Authors
Freedman, JA; Tyler, DS; Nevins, JR; Augustine, CK
MLA Citation
Freedman, Jennifer A., et al. “Use of gene expression and pathway signatures to characterize the complexity of human melanoma..” Am J Pathol, vol. 178, no. 6, June 2011, pp. 2513–22. Pubmed, doi:10.1016/j.ajpath.2011.02.037.
URI
https://scholars.duke.edu/individual/pub758436
PMID
21641377
Source
pubmed
Published In
The American Journal of Pathology
Volume
178
Published Date
Start Page
2513
End Page
2522
DOI
10.1016/j.ajpath.2011.02.037

A combinatorial mechanism for determining the specificity of E2F activation and repression.

Various studies have detailed the role of E2F proteins in both transcription activation and repression. Further study has shown that distinct promoter elements, but comprising the same E2F-recognition motif, confer positive or negative E2F control and that this reflects binding of either activator or repressor E2F proteins, respectively. We now show that the specificity of binding of an activator or repressor E2F protein is determined by adjacent sequences that bind a cooperating transcription factor. We propose that the functional E2F element is a module comprising not only the E2F-binding site but also the adjacent site for the cooperating transcription factor.
Authors
Freedman, JA; Chang, JT; Jakoi, L; Nevins, JR
MLA Citation
Freedman, J. A., et al. “A combinatorial mechanism for determining the specificity of E2F activation and repression..” Oncogene, vol. 28, no. 32, Aug. 2009, pp. 2873–81. Pubmed, doi:10.1038/onc.2009.153.
URI
https://scholars.duke.edu/individual/pub790352

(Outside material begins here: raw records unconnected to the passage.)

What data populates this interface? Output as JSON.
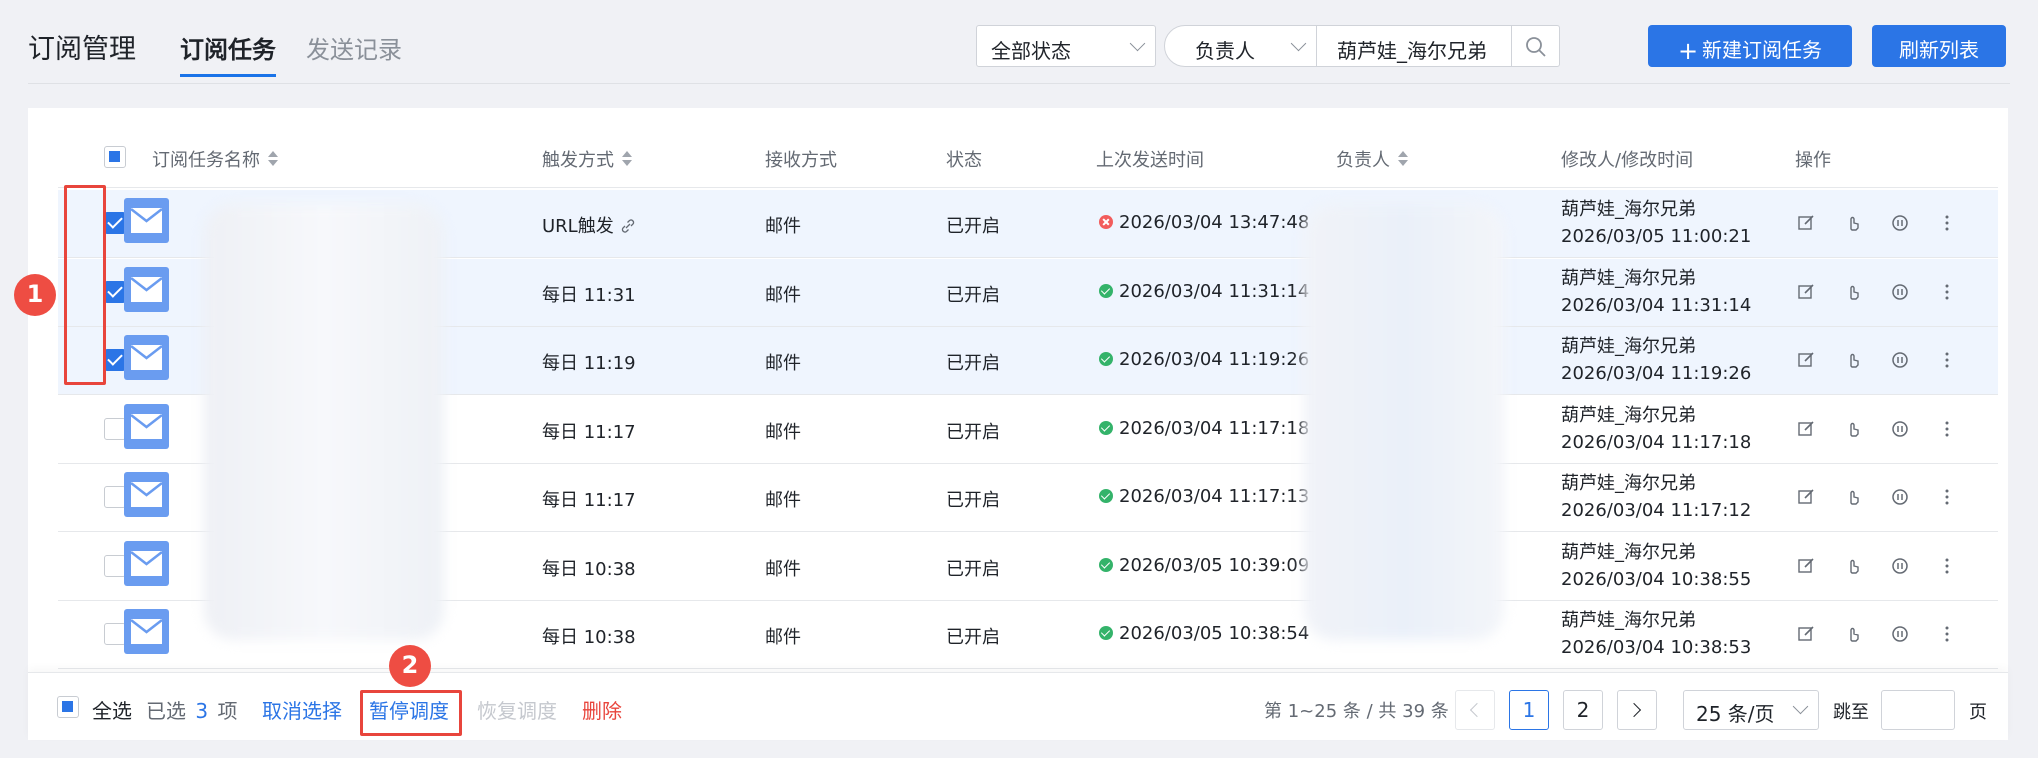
{
  "header": {
    "title": "订阅管理",
    "tabs": [
      {
        "label": "订阅任务"
      },
      {
        "label": "发送记录"
      }
    ],
    "status_filter": "全部状态",
    "owner_filter": "负责人",
    "owner_value": "葫芦娃_海尔兄弟",
    "new_button": "新建订阅任务",
    "refresh_button": "刷新列表"
  },
  "table": {
    "columns": [
      "订阅任务名称",
      "触发方式",
      "接收方式",
      "状态",
      "上次发送时间",
      "负责人",
      "修改人/修改时间",
      "操作"
    ],
    "rows": [
      {
        "checked": true,
        "trigger": "URL触发",
        "receive": "邮件",
        "status": "已开启",
        "last_sent": "2026/03/04 13:47:48",
        "last_ok": false,
        "modifier": "葫芦娃_海尔兄弟",
        "modified": "2026/03/05 11:00:21"
      },
      {
        "checked": true,
        "trigger": "每日 11:31",
        "receive": "邮件",
        "status": "已开启",
        "last_sent": "2026/03/04 11:31:14",
        "last_ok": true,
        "modifier": "葫芦娃_海尔兄弟",
        "modified": "2026/03/04 11:31:14"
      },
      {
        "checked": true,
        "trigger": "每日 11:19",
        "receive": "邮件",
        "status": "已开启",
        "last_sent": "2026/03/04 11:19:26",
        "last_ok": true,
        "modifier": "葫芦娃_海尔兄弟",
        "modified": "2026/03/04 11:19:26"
      },
      {
        "checked": false,
        "trigger": "每日 11:17",
        "receive": "邮件",
        "status": "已开启",
        "last_sent": "2026/03/04 11:17:18",
        "last_ok": true,
        "modifier": "葫芦娃_海尔兄弟",
        "modified": "2026/03/04 11:17:18"
      },
      {
        "checked": false,
        "trigger": "每日 11:17",
        "receive": "邮件",
        "status": "已开启",
        "last_sent": "2026/03/04 11:17:13",
        "last_ok": true,
        "modifier": "葫芦娃_海尔兄弟",
        "modified": "2026/03/04 11:17:12"
      },
      {
        "checked": false,
        "trigger": "每日 10:38",
        "receive": "邮件",
        "status": "已开启",
        "last_sent": "2026/03/05 10:39:09",
        "last_ok": true,
        "modifier": "葫芦娃_海尔兄弟",
        "modified": "2026/03/04 10:38:55"
      },
      {
        "checked": false,
        "trigger": "每日 10:38",
        "receive": "邮件",
        "status": "已开启",
        "last_sent": "2026/03/05 10:38:54",
        "last_ok": true,
        "modifier": "葫芦娃_海尔兄弟",
        "modified": "2026/03/04 10:38:53"
      }
    ]
  },
  "footer": {
    "select_all": "全选",
    "selected_prefix": "已选",
    "selected_count": "3",
    "selected_suffix": "项",
    "cancel_select": "取消选择",
    "pause": "暂停调度",
    "resume": "恢复调度",
    "delete": "删除",
    "range": "第 1~25 条 / 共 39 条",
    "pages": [
      "1",
      "2"
    ],
    "page_size": "25 条/页",
    "jump_label": "跳至",
    "page_label": "页"
  },
  "annotations": [
    "1",
    "2"
  ],
  "colors": {
    "accent": "#2b75e6",
    "danger": "#e8453c",
    "success": "#34b36a",
    "mail_icon": "#6a9cf0"
  }
}
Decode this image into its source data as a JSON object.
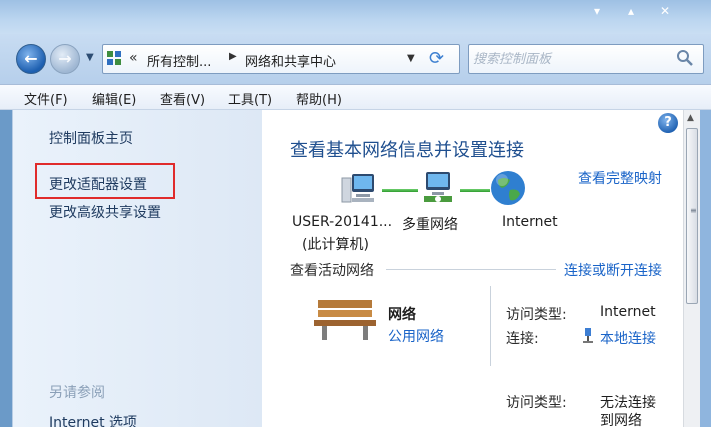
{
  "window": {
    "controls": {
      "minimize": "▾",
      "maximize": "▴",
      "close": "✕"
    }
  },
  "nav": {
    "back_icon": "arrow-left-icon",
    "forward_icon": "arrow-right-icon",
    "breadcrumb_chevrons": "«",
    "breadcrumb": [
      "所有控制...",
      "网络和共享中心"
    ],
    "search_placeholder": "搜索控制面板"
  },
  "menu": [
    "文件(F)",
    "编辑(E)",
    "查看(V)",
    "工具(T)",
    "帮助(H)"
  ],
  "sidebar": {
    "links": [
      "控制面板主页",
      "更改适配器设置",
      "更改高级共享设置"
    ],
    "highlighted_index": 1,
    "see_also_heading": "另请参阅",
    "see_also_links": [
      "Internet 选项"
    ]
  },
  "main": {
    "help_label": "?",
    "title": "查看基本网络信息并设置连接",
    "full_map_link": "查看完整映射",
    "nodes": [
      {
        "label_line1": "USER-20141...",
        "label_line2": "(此计算机)",
        "icon": "computer-icon"
      },
      {
        "label_line1": "多重网络",
        "icon": "network-icon"
      },
      {
        "label_line1": "Internet",
        "icon": "globe-icon"
      }
    ],
    "active_networks_label": "查看活动网络",
    "connect_link": "连接或断开连接",
    "network": {
      "name": "网络",
      "type": "公用网络",
      "access_type_label": "访问类型:",
      "access_type_value": "Internet",
      "connection_label": "连接:",
      "connection_value": "本地连接"
    },
    "network2": {
      "access_type_label": "访问类型:",
      "access_type_value_line1": "无法连接",
      "access_type_value_line2": "到网络"
    }
  },
  "colors": {
    "accent_blue": "#1a64c8",
    "title_blue": "#1f4f8f",
    "highlight_red": "#e02b2b"
  }
}
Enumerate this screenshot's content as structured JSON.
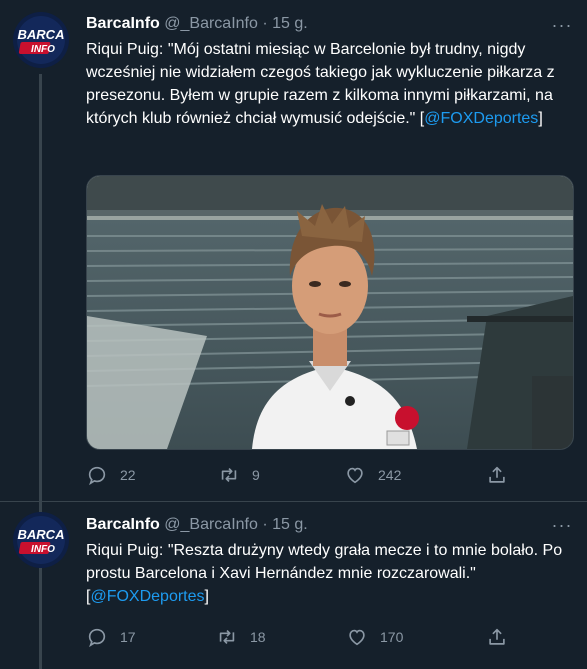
{
  "tweets": [
    {
      "author_name": "BarcaInfo",
      "author_handle": "@_BarcaInfo",
      "separator": "·",
      "time": "15 g.",
      "avatar_text": [
        "BARCA",
        "INFO"
      ],
      "text": "Riqui Puig: \"Mój ostatni miesiąc w Barcelonie był trudny, nigdy wcześniej nie widziałem czegoś takiego jak wykluczenie piłkarza z presezonu. Byłem w grupie razem z kilkoma innymi piłkarzami, na których klub również chciał wymusić odejście.\" [",
      "link": "@FOXDeportes",
      "text_end": "]",
      "replies": "22",
      "retweets": "9",
      "likes": "242"
    },
    {
      "author_name": "BarcaInfo",
      "author_handle": "@_BarcaInfo",
      "separator": "·",
      "time": "15 g.",
      "avatar_text": [
        "BARCA",
        "INFO"
      ],
      "text": "Riqui Puig: \"Reszta drużyny wtedy grała mecze i to mnie bolało. Po prostu Barcelona i Xavi Hernández mnie rozczarowali.\" [",
      "link": "@FOXDeportes",
      "text_end": "]",
      "replies": "17",
      "retweets": "18",
      "likes": "170"
    }
  ],
  "more_glyph": "···",
  "colors": {
    "background": "#15202b",
    "link": "#1d9bf0",
    "muted": "#8b98a5",
    "border": "#38444d"
  },
  "icons": [
    "reply-icon",
    "retweet-icon",
    "like-icon",
    "share-icon",
    "more-icon"
  ]
}
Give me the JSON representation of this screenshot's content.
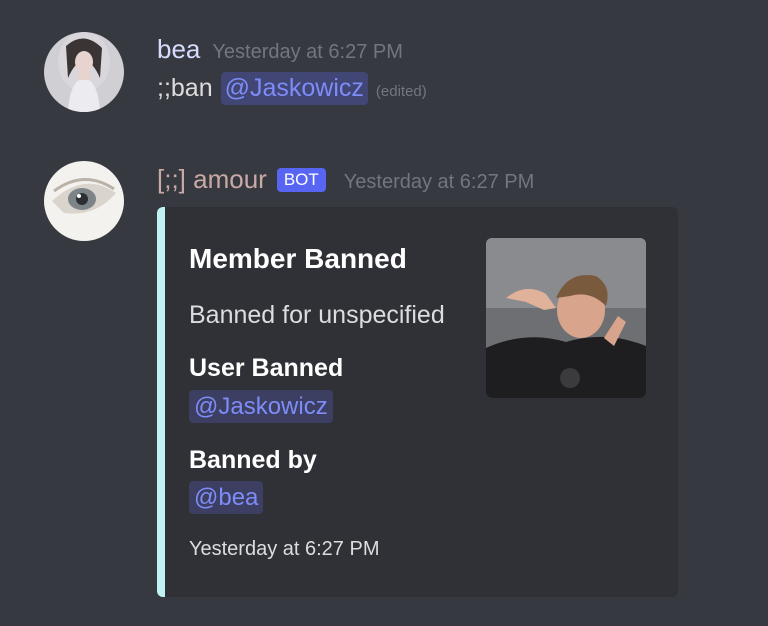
{
  "messages": [
    {
      "username": "bea",
      "username_color": "#d7dcff",
      "timestamp": "Yesterday at 6:27 PM",
      "command": ";;ban",
      "mention": "@Jaskowicz",
      "edited": "(edited)",
      "avatar_icon": "user-avatar"
    },
    {
      "username": "[;;] amour",
      "username_color": "#c9a9a6",
      "badge": "BOT",
      "timestamp": "Yesterday at 6:27 PM",
      "avatar_icon": "bot-avatar"
    }
  ],
  "embed": {
    "accent_color": "#c0f2f2",
    "title": "Member Banned",
    "description": "Banned for unspecified",
    "fields": [
      {
        "name": "User Banned",
        "value": "@Jaskowicz"
      },
      {
        "name": "Banned by",
        "value": "@bea"
      }
    ],
    "footer": "Yesterday at 6:27 PM",
    "thumbnail_icon": "user-photo"
  }
}
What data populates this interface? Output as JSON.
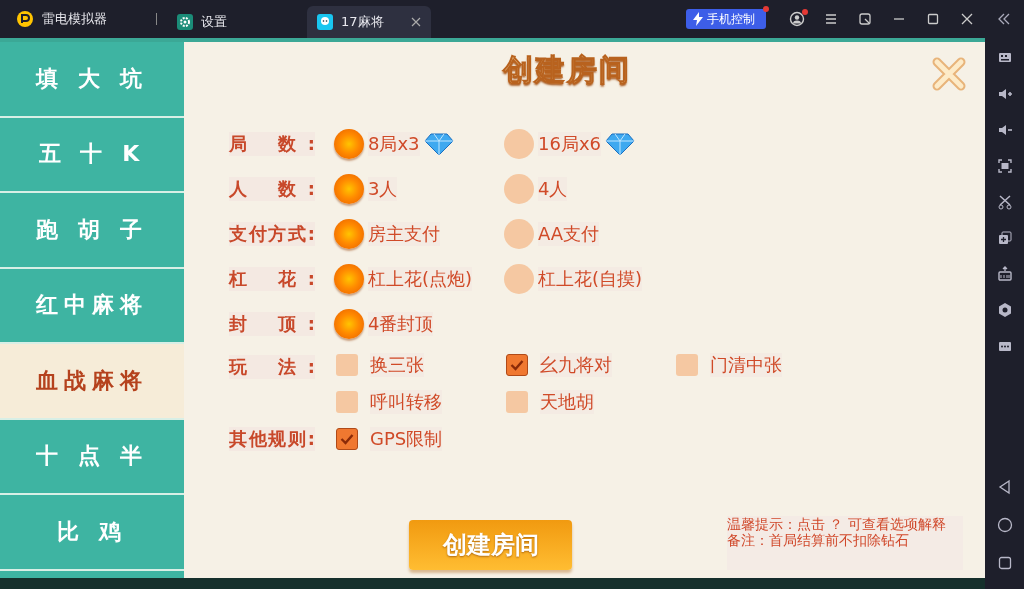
{
  "titlebar": {
    "app_name": "雷电模拟器",
    "tabs": [
      {
        "label": "设置",
        "selected": false,
        "closable": false
      },
      {
        "label": "17麻将",
        "selected": true,
        "closable": true
      }
    ],
    "phone_control": "手机控制"
  },
  "game_menu": [
    {
      "label": "填 大 坑",
      "selected": false
    },
    {
      "label": "五 十 K",
      "selected": false
    },
    {
      "label": "跑 胡 子",
      "selected": false
    },
    {
      "label": "红中麻将",
      "selected": false
    },
    {
      "label": "血战麻将",
      "selected": true
    },
    {
      "label": "十 点 半",
      "selected": false
    },
    {
      "label": "比 鸡",
      "selected": false
    }
  ],
  "dialog": {
    "title": "创建房间",
    "rules": [
      {
        "label": "局 数:",
        "kind": "radio",
        "options": [
          {
            "label": "8局x3",
            "selected": true,
            "diamond": true
          },
          {
            "label": "16局x6",
            "selected": false,
            "diamond": true
          }
        ]
      },
      {
        "label": "人 数:",
        "kind": "radio",
        "options": [
          {
            "label": "3人",
            "selected": true
          },
          {
            "label": "4人",
            "selected": false
          }
        ]
      },
      {
        "label": "支付方式:",
        "kind": "radio",
        "options": [
          {
            "label": "房主支付",
            "selected": true
          },
          {
            "label": "AA支付",
            "selected": false
          }
        ]
      },
      {
        "label": "杠 花:",
        "kind": "radio",
        "options": [
          {
            "label": "杠上花(点炮)",
            "selected": true
          },
          {
            "label": "杠上花(自摸)",
            "selected": false
          }
        ]
      },
      {
        "label": "封 顶:",
        "kind": "radio",
        "options": [
          {
            "label": "4番封顶",
            "selected": true
          }
        ]
      },
      {
        "label": "玩 法:",
        "kind": "checkbox",
        "options": [
          {
            "label": "换三张",
            "checked": false
          },
          {
            "label": "幺九将对",
            "checked": true
          },
          {
            "label": "门清中张",
            "checked": false
          },
          {
            "label": "呼叫转移",
            "checked": false
          },
          {
            "label": "天地胡",
            "checked": false
          }
        ]
      },
      {
        "label": "其他规则:",
        "kind": "checkbox",
        "options": [
          {
            "label": "GPS限制",
            "checked": true
          }
        ]
      }
    ],
    "create_button": "创建房间",
    "hints": [
      "温馨提示：点击 ？ 可查看选项解释",
      "备注：首局结算前不扣除钻石"
    ]
  }
}
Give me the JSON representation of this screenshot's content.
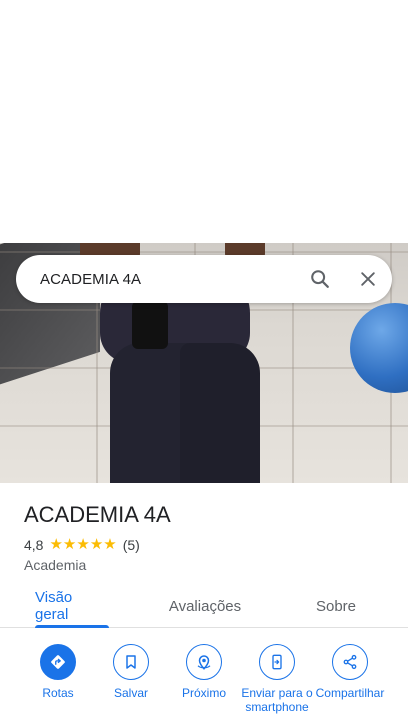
{
  "search": {
    "query": "ACADEMIA 4A"
  },
  "place": {
    "name": "ACADEMIA 4A",
    "rating": "4,8",
    "stars": 5,
    "review_count": "(5)",
    "category": "Academia"
  },
  "tabs": [
    {
      "label": "Visão geral",
      "active": true
    },
    {
      "label": "Avaliações",
      "active": false
    },
    {
      "label": "Sobre",
      "active": false
    }
  ],
  "actions": [
    {
      "label": "Rotas",
      "icon": "directions-icon"
    },
    {
      "label": "Salvar",
      "icon": "bookmark-icon"
    },
    {
      "label": "Próximo",
      "icon": "nearby-icon"
    },
    {
      "label": "Enviar para o smartphone",
      "icon": "send-to-phone-icon"
    },
    {
      "label": "Compartilhar",
      "icon": "share-icon"
    }
  ],
  "colors": {
    "accent": "#1a73e8",
    "star": "#fbbc04",
    "text": "#202124",
    "secondary": "#5f6368"
  }
}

PMID
19543322
Source
pubmed
Published In
Oncogene
Volume
28
Published Date
Start Page
2873
End Page
2881
DOI
10.1038/onc.2009.153